Website and app data records
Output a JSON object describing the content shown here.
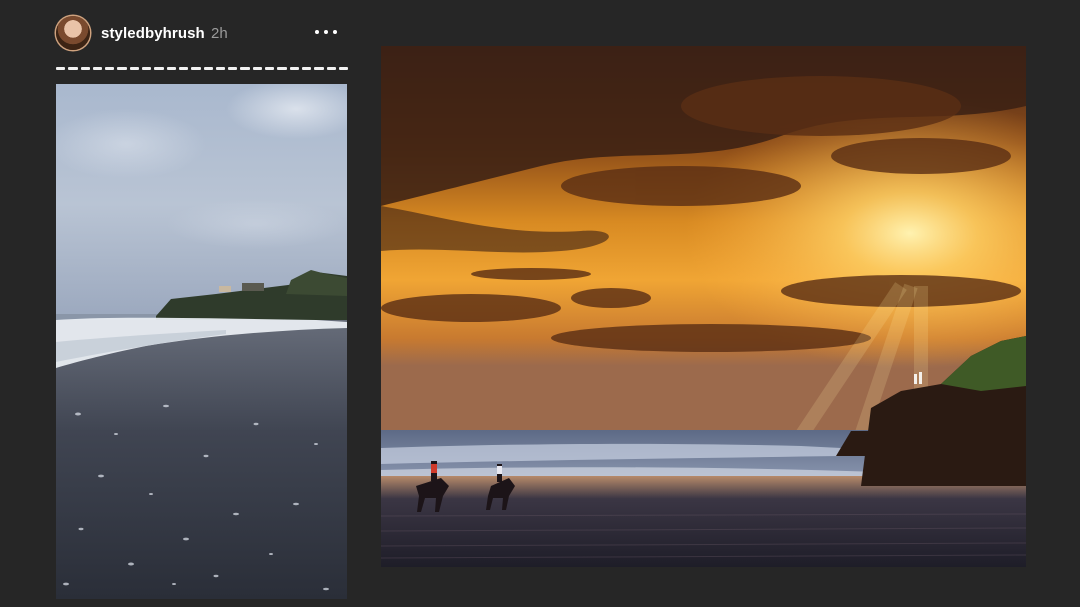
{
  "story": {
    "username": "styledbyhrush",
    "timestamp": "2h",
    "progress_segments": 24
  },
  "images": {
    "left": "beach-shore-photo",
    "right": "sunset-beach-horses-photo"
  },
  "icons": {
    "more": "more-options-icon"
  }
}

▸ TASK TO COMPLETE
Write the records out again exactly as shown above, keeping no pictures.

▸ ANSWER TO THE EXERCISE
Output a JSON object describing the content shown here.
{
  "story": {
    "username": "styledbyhrush",
    "timestamp": "2h",
    "progress_segments": 24
  },
  "images": {
    "left": "beach-shore-photo",
    "right": "sunset-beach-horses-photo"
  },
  "icons": {
    "more": "more-options-icon"
  }
}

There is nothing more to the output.